Exercise prompt: Every record below must be returned exactly as it was received.

■ ■ ■

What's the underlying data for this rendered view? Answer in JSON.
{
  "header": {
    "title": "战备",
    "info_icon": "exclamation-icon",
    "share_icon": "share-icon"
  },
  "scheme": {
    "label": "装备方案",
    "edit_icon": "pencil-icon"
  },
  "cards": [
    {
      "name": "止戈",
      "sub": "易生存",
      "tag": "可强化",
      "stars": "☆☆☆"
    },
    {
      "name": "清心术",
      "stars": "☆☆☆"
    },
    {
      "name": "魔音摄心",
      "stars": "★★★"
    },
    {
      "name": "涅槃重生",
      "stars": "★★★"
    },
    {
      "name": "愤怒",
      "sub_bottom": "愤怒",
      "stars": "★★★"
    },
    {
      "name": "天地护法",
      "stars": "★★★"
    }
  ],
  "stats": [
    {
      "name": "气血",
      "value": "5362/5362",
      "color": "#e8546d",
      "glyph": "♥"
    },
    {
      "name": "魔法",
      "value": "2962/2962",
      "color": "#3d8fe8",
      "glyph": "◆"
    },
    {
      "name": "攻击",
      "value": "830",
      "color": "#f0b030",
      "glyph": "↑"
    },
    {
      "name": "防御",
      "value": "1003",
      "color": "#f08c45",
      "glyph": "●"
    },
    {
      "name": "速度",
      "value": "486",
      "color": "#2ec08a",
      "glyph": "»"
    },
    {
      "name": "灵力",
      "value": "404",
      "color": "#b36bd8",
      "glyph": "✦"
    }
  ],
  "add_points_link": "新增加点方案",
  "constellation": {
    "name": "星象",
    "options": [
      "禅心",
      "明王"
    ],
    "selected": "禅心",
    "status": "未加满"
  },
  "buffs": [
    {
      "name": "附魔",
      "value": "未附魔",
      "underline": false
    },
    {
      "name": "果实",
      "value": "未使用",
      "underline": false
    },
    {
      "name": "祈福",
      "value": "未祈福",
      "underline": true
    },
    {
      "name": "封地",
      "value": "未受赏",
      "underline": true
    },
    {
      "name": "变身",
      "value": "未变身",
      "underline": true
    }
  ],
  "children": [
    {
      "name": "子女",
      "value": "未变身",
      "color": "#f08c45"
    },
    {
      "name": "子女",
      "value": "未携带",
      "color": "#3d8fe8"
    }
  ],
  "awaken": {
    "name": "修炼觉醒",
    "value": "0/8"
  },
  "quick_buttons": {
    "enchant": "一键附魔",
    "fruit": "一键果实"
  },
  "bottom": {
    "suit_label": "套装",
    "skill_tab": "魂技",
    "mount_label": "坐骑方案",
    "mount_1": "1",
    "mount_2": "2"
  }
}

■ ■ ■

Output of the exercise:
What's the underlying data for this rendered view? Answer in JSON.
{
  "header": {
    "title": "战备",
    "info_icon": "exclamation-icon",
    "share_icon": "share-icon"
  },
  "scheme": {
    "label": "装备方案",
    "edit_icon": "pencil-icon"
  },
  "cards": [
    {
      "name": "止戈",
      "sub": "易生存",
      "tag": "可强化",
      "stars": "☆☆☆"
    },
    {
      "name": "清心术",
      "stars": "☆☆☆"
    },
    {
      "name": "魔音摄心",
      "stars": "★★★"
    },
    {
      "name": "涅槃重生",
      "stars": "★★★"
    },
    {
      "name": "愤怒",
      "sub_bottom": "愤怒",
      "stars": "★★★"
    },
    {
      "name": "天地护法",
      "stars": "★★★"
    }
  ],
  "stats": [
    {
      "name": "气血",
      "value": "5362/5362",
      "color": "#e8546d",
      "glyph": "♥"
    },
    {
      "name": "魔法",
      "value": "2962/2962",
      "color": "#3d8fe8",
      "glyph": "◆"
    },
    {
      "name": "攻击",
      "value": "830",
      "color": "#f0b030",
      "glyph": "↑"
    },
    {
      "name": "防御",
      "value": "1003",
      "color": "#f08c45",
      "glyph": "●"
    },
    {
      "name": "速度",
      "value": "486",
      "color": "#2ec08a",
      "glyph": "»"
    },
    {
      "name": "灵力",
      "value": "404",
      "color": "#b36bd8",
      "glyph": "✦"
    }
  ],
  "add_points_link": "新增加点方案",
  "constellation": {
    "name": "星象",
    "options": [
      "禅心",
      "明王"
    ],
    "selected": "禅心",
    "status": "未加满"
  },
  "buffs": [
    {
      "name": "附魔",
      "value": "未附魔",
      "underline": false
    },
    {
      "name": "果实",
      "value": "未使用",
      "underline": false
    },
    {
      "name": "祈福",
      "value": "未祈福",
      "underline": true
    },
    {
      "name": "封地",
      "value": "未受赏",
      "underline": true
    },
    {
      "name": "变身",
      "value": "未变身",
      "underline": true
    }
  ],
  "children": [
    {
      "name": "子女",
      "value": "未变身",
      "color": "#f08c45"
    },
    {
      "name": "子女",
      "value": "未携带",
      "color": "#3d8fe8"
    }
  ],
  "awaken": {
    "name": "修炼觉醒",
    "value": "0/8"
  },
  "quick_buttons": {
    "enchant": "一键附魔",
    "fruit": "一键果实"
  },
  "bottom": {
    "suit_label": "套装",
    "skill_tab": "魂技",
    "mount_label": "坐骑方案",
    "mount_1": "1",
    "mount_2": "2"
  }
}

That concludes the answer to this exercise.